## WHAT THE EXERCISE ASKS
Once you reach the line that contains "Serialize everything readable", retype it and every line after it exactly, ending with the last line of the entries.

____

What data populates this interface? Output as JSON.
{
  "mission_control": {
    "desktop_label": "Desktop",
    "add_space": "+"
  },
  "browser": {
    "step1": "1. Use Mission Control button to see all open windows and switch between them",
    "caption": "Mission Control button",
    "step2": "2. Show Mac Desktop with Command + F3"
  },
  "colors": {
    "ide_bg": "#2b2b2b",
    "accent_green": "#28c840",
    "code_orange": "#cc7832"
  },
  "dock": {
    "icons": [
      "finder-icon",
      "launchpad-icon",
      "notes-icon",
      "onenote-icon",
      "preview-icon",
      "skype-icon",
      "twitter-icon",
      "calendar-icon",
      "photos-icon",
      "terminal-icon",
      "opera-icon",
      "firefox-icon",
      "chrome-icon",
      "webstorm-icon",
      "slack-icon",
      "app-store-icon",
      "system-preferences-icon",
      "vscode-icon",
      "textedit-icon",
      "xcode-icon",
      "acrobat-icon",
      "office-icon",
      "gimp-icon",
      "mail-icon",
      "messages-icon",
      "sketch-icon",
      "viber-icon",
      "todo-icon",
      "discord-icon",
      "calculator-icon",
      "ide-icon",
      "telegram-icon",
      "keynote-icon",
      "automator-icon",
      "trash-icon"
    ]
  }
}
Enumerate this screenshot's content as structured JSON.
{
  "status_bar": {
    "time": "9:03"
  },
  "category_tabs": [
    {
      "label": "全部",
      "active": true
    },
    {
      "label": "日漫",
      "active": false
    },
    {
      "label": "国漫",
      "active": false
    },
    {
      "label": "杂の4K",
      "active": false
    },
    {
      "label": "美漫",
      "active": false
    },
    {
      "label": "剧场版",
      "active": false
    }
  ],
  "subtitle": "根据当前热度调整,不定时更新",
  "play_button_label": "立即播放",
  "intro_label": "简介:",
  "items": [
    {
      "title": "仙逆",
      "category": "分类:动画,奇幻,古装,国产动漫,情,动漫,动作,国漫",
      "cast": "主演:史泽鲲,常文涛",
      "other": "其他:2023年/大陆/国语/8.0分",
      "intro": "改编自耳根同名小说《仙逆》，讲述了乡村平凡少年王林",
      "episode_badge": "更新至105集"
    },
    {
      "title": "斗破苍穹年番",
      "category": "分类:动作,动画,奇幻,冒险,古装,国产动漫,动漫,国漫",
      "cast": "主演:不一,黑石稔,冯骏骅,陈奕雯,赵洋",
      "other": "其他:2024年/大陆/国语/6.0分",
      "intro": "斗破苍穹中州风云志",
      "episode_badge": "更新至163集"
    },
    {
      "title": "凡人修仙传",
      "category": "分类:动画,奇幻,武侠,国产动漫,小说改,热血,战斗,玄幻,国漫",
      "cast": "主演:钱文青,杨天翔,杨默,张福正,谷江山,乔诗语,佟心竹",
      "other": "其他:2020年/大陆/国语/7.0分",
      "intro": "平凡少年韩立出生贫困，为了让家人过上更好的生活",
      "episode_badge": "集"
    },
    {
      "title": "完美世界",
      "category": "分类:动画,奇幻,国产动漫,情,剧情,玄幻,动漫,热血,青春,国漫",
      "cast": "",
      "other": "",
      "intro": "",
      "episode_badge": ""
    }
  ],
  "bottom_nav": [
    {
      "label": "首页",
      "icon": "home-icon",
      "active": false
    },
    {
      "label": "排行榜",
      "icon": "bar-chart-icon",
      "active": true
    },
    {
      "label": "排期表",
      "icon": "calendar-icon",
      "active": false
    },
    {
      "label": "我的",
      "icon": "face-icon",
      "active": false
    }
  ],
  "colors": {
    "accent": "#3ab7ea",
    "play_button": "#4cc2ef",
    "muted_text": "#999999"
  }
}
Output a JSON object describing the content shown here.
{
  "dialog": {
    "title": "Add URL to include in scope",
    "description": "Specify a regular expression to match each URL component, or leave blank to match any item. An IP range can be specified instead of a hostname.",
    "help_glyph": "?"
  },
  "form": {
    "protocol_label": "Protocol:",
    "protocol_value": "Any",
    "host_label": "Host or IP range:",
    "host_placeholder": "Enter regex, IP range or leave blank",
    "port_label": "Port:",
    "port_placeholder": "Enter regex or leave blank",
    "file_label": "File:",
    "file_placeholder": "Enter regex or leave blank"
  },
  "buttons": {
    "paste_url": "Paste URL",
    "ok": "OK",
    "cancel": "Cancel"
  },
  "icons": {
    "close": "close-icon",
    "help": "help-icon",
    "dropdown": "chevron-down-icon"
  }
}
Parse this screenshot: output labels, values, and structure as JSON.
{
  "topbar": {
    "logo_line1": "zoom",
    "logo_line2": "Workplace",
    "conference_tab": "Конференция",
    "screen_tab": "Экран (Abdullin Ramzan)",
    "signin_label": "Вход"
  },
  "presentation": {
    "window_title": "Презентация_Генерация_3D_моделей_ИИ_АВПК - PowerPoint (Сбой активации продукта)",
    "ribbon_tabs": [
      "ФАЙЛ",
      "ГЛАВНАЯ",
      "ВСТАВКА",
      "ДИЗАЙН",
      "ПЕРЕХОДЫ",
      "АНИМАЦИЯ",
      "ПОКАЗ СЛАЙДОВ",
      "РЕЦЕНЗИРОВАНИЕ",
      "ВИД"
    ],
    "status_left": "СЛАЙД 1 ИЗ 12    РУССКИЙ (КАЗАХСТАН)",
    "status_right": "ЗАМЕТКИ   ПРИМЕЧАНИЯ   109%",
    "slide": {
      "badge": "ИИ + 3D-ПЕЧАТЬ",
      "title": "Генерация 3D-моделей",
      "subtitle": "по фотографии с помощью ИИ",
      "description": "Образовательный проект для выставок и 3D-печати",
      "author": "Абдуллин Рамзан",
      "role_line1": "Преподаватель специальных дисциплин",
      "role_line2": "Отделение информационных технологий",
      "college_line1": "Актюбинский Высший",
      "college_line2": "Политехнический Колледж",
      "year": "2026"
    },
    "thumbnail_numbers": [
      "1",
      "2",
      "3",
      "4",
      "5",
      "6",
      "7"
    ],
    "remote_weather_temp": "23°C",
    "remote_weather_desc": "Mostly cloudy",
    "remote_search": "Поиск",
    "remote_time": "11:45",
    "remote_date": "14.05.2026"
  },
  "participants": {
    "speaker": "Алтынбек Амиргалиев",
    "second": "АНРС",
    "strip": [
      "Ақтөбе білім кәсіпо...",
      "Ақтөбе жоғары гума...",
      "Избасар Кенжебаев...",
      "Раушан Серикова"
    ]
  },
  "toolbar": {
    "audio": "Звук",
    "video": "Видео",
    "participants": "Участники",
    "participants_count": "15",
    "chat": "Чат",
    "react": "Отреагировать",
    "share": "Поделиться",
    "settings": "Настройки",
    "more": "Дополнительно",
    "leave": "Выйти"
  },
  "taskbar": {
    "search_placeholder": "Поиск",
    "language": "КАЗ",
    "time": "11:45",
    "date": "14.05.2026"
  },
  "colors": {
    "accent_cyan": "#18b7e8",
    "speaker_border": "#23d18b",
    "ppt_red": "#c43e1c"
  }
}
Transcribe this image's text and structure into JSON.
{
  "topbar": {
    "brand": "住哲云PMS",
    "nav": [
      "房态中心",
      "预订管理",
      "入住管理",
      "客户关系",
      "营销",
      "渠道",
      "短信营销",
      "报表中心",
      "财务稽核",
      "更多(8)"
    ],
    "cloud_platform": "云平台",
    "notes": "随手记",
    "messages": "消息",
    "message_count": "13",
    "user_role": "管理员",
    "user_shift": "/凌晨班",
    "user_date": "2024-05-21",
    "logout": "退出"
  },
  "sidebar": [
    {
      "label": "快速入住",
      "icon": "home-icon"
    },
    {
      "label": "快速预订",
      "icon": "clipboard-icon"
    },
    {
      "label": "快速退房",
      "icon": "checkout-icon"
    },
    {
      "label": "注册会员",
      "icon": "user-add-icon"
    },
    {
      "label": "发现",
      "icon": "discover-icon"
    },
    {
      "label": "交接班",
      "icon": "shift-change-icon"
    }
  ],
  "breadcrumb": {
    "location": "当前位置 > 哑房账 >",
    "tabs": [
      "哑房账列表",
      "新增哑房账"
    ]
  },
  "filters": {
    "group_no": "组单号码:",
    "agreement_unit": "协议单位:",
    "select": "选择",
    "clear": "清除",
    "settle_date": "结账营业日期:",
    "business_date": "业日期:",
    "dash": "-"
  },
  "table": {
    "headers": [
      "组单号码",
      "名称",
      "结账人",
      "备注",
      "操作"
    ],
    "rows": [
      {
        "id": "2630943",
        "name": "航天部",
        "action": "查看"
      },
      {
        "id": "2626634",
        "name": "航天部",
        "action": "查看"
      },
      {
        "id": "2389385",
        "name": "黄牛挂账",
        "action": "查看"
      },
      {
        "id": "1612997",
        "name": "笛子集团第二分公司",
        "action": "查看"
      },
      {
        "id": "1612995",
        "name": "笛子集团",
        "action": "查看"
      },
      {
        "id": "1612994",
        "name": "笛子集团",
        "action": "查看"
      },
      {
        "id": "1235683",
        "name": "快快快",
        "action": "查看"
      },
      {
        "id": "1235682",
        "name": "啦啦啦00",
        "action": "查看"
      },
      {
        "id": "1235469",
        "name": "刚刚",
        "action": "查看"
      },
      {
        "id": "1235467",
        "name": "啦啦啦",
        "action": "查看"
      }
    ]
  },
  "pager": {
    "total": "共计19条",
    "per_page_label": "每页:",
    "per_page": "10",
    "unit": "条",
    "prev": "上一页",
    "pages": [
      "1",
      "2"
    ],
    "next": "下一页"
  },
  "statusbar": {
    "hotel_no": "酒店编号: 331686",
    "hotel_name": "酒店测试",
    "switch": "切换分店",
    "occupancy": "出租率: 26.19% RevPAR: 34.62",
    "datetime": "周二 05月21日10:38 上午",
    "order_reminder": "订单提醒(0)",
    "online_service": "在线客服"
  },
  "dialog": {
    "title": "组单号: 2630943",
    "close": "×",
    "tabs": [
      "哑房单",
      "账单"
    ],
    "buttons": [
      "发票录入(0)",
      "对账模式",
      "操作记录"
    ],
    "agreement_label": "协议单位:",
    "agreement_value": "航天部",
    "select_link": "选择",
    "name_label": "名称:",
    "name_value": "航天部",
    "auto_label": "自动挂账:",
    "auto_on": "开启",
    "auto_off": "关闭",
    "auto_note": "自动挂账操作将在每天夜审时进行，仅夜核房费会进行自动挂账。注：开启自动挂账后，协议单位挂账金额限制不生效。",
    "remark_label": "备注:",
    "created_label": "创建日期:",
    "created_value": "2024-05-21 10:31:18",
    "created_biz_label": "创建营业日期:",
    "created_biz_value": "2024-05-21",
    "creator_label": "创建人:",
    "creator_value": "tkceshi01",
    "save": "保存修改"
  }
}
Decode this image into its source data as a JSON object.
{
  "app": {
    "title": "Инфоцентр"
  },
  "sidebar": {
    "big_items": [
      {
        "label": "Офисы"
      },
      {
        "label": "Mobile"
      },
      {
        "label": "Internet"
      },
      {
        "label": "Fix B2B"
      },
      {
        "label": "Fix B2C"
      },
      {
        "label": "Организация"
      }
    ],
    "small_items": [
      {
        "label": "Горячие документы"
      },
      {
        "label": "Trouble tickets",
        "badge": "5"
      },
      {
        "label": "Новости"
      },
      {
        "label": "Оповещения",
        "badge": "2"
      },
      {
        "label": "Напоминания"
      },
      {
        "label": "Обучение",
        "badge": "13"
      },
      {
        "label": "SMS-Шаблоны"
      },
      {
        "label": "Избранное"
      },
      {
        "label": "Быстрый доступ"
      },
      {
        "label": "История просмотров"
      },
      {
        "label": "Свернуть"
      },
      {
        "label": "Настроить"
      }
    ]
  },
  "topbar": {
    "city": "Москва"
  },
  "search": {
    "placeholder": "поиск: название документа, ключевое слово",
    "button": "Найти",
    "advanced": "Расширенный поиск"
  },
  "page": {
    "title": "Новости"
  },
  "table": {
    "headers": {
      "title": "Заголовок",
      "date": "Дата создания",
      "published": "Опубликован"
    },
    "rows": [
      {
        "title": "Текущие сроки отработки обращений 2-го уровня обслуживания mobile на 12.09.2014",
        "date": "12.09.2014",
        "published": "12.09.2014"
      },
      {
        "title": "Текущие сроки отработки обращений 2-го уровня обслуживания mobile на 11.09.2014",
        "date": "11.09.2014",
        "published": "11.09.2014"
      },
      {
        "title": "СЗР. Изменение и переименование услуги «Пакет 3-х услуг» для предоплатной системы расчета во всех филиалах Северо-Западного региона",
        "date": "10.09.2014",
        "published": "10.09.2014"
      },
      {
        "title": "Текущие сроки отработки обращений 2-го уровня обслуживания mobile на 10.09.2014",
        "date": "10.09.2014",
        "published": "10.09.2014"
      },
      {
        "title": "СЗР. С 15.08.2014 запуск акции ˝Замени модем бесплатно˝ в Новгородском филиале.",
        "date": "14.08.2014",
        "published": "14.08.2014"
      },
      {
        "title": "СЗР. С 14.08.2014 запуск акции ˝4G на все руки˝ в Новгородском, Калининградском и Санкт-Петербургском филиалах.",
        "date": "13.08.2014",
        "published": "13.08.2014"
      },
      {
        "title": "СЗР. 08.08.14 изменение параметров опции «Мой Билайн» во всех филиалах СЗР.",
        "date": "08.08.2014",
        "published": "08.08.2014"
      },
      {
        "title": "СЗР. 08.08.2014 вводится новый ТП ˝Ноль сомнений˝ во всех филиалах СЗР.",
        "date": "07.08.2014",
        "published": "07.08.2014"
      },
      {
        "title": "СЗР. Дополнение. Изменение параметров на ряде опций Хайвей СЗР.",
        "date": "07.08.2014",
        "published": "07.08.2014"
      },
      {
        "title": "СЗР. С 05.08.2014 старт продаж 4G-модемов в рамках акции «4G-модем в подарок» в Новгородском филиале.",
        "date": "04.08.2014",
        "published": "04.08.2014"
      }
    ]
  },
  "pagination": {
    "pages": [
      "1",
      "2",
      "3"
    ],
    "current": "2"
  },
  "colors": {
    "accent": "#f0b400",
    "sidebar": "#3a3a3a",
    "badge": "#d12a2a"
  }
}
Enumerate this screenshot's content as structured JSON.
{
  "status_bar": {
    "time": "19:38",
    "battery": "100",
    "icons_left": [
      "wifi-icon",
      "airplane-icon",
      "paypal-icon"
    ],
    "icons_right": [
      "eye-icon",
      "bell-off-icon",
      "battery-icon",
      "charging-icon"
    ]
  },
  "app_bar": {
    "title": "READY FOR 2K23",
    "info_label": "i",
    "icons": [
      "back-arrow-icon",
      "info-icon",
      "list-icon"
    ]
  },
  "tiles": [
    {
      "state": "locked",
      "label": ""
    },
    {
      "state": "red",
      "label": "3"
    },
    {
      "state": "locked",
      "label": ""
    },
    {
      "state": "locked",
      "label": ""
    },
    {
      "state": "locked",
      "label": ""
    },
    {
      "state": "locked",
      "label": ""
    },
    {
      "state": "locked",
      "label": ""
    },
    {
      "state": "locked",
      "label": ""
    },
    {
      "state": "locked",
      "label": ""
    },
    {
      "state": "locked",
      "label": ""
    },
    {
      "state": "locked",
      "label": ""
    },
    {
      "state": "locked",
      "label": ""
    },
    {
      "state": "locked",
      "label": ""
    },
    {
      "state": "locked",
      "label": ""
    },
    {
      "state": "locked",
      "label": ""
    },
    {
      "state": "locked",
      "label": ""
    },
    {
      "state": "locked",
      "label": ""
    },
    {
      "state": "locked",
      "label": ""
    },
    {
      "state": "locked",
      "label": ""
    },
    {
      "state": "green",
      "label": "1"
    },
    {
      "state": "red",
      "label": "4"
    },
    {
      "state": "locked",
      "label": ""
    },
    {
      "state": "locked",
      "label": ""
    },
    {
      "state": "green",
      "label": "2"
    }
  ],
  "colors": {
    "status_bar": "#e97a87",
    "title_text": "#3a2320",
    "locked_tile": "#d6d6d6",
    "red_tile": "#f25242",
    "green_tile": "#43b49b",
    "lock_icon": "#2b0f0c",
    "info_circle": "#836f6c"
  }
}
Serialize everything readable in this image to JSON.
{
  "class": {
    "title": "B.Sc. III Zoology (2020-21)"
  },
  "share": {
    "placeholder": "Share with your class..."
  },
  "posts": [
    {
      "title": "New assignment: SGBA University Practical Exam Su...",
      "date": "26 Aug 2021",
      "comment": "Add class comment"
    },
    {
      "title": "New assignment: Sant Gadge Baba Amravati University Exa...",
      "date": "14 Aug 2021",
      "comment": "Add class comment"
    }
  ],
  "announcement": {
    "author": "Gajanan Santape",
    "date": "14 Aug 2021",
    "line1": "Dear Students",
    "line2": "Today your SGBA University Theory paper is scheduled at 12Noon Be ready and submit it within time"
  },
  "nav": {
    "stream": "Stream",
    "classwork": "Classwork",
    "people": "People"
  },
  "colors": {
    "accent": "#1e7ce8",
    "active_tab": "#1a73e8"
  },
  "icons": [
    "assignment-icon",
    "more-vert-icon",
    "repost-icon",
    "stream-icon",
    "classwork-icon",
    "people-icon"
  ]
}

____

## COMPLETED TASK
Serialize everything readable in this image to JSON.
{
  "class": {
    "title": "B.Sc. III Zoology (2020-21)"
  },
  "share": {
    "placeholder": "Share with your class..."
  },
  "posts": [
    {
      "title": "New assignment: SGBA University Practical Exam Su...",
      "date": "26 Aug 2021",
      "comment": "Add class comment"
    },
    {
      "title": "New assignment: Sant Gadge Baba Amravati University Exa...",
      "date": "14 Aug 2021",
      "comment": "Add class comment"
    }
  ],
  "announcement": {
    "author": "Gajanan Santape",
    "date": "14 Aug 2021",
    "line1": "Dear Students",
    "line2": "Today your SGBA University Theory paper is scheduled at 12Noon Be ready and submit it within time"
  },
  "nav": {
    "stream": "Stream",
    "classwork": "Classwork",
    "people": "People"
  },
  "colors": {
    "accent": "#1e7ce8",
    "active_tab": "#1a73e8"
  },
  "icons": [
    "assignment-icon",
    "more-vert-icon",
    "repost-icon",
    "stream-icon",
    "classwork-icon",
    "people-icon"
  ]
}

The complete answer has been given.